In Progress

Clarify purpose

This topic provides tips and tools to help you structure and present your pitch so that your ask is clear and concise, improving your opportunity of success.  You will be encouraged to adopt an abundance mindset, which means your pitch will focus on achieving a win, win, win for the customer, the organisation and your team.

Rather than starting with what you want to say, focus on why you are presenting and to whom. Start with the end in mind, and ask yourself: What will you achieve if your pitch is successful?

The four primary purposes for presentations are:

Think about your purpose when pitching a co-innovation project to your leaders, a funding body, or a potential partner; What do you want your audience to know, feel and do?

The presentation purpose will likely be a combination of the following:

To inform

Informative presentations generally appeal to the processes of understanding and reasoning. Above all else, you should try to transfer information and explain.

What do I do?

  • Give facts, statistical evidence and figures
  • Use reasoned arguments
  • Offer well-balanced views
  • Use visual aids such as drawings or graphics
  • Keep non-verbal communication to a minimum.

To persuade

Persuasive presentations appeal to an audience’s “needs”. In a persuasive presentation, your goal is to change attitudes.

What do I do?

  • Know and believe in your topic
  • Show confidence
  • Show enthusiasm
  • Use visuals/audio-visuals
  • Use body language to support your persuasion.

To influence

Influencing is about moving the client to a place of commitment to your ideas. The purpose is usually to galvanise the client into action. Your presentation should appeal to thinking and feeling, not just the transfer of information.

What do I do?

  • Connect with the audience’s three critical motivations:
    • Belonging – connecting with others
    • Accuracy – making a good decision based on the correct information
    • Positive self-concept – protecting the good view of ourselves
  • Be relevant to the audience’s needs and focus on what’s in it for them
  • Use aids for emotional impact
  • Tell stories and use examples to engage the hearts and minds
  • Aim for high credibility – refer to trends and practical examples that this project is moving in the right direction
  • Clarify “the ask”, so the audience knows exactly why they are there.

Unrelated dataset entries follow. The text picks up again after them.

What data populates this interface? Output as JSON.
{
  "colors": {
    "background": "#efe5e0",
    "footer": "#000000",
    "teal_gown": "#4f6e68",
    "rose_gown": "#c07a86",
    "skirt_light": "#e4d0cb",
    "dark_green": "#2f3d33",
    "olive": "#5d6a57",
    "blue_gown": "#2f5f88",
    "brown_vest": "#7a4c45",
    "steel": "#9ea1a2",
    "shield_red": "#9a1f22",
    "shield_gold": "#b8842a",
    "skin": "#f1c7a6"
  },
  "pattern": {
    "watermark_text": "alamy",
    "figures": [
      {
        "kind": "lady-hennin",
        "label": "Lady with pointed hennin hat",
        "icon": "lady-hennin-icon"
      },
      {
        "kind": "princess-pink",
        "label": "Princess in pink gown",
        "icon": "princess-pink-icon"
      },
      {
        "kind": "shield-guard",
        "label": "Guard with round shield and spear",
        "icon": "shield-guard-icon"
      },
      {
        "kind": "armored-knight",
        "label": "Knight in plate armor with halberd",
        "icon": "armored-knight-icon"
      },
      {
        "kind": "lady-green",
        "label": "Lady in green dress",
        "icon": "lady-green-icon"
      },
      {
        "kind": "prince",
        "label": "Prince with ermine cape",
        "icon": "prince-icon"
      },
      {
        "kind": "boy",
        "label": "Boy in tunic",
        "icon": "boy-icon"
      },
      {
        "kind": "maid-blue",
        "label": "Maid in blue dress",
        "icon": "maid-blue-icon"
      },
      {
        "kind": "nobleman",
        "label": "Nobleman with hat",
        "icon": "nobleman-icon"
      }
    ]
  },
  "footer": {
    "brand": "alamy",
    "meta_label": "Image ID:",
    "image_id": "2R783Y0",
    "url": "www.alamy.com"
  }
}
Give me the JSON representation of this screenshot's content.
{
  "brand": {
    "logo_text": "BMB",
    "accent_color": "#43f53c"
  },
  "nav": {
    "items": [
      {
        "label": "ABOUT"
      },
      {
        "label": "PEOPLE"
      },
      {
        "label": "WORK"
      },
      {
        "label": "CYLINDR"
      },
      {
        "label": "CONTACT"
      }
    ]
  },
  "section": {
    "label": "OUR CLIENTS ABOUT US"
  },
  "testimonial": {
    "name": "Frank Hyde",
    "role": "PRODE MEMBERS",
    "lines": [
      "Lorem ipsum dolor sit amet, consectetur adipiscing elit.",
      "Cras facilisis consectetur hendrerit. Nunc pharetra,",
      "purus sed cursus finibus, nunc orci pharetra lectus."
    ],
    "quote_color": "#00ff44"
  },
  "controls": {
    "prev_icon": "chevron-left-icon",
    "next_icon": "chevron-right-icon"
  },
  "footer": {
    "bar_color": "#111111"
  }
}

To educate

Presentations to educate or instruct a person/group should be very carefully structured; clearly worded, incorporate “checking questions” for feedback and, if possible, should accompany an actual demonstration.

What do I do?

  • Use a clear and consistent structure
  • Remove all distractions
  • Point out the purpose of the demonstration
  • Frequently check for feedback.

While a presentation for funding, permission or resources for a co-innovation project will mostly rely on influencing the audience, it may also contain elements of the other three. It will depend on your audience demographic entirely.

Complete the below survey to continue